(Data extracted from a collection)
-*-*-

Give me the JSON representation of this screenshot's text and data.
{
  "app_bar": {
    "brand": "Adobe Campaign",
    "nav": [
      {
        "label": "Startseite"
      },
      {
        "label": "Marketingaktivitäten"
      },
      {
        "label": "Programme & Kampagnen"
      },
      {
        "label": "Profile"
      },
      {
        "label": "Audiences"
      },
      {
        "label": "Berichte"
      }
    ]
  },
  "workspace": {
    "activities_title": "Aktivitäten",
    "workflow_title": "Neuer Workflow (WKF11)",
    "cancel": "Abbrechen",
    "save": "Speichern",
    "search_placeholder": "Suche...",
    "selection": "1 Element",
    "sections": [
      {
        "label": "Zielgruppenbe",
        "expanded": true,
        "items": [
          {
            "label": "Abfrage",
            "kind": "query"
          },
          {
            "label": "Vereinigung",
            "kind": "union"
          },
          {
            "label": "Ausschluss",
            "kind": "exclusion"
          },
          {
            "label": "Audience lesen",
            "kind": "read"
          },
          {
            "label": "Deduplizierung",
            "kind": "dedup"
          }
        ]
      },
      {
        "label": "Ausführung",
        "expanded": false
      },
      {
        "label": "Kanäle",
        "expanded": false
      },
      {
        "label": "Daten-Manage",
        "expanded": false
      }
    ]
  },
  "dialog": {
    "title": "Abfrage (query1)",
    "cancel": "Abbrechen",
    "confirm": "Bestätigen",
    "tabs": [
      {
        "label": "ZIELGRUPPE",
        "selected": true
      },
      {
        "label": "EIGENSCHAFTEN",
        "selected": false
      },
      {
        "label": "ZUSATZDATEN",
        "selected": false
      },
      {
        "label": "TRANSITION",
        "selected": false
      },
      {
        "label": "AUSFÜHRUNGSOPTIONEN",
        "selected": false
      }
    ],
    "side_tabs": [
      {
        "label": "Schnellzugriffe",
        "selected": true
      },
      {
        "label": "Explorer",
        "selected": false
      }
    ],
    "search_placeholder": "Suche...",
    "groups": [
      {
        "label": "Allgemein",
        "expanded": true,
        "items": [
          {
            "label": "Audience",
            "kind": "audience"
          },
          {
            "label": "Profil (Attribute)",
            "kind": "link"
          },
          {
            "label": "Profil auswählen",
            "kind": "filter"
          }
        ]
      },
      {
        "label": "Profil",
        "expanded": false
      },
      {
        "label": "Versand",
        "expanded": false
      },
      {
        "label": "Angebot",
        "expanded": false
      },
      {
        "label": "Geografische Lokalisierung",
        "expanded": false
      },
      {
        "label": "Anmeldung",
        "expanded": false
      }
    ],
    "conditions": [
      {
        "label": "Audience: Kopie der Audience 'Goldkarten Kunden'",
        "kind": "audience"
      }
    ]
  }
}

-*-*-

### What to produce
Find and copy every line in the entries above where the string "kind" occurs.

### Solution to this exercise
            "kind": "query"
            "kind": "union"
            "kind": "exclusion"
            "kind": "read"
            "kind": "dedup"
            "kind": "audience"
            "kind": "link"
            "kind": "filter"
        "kind": "audience"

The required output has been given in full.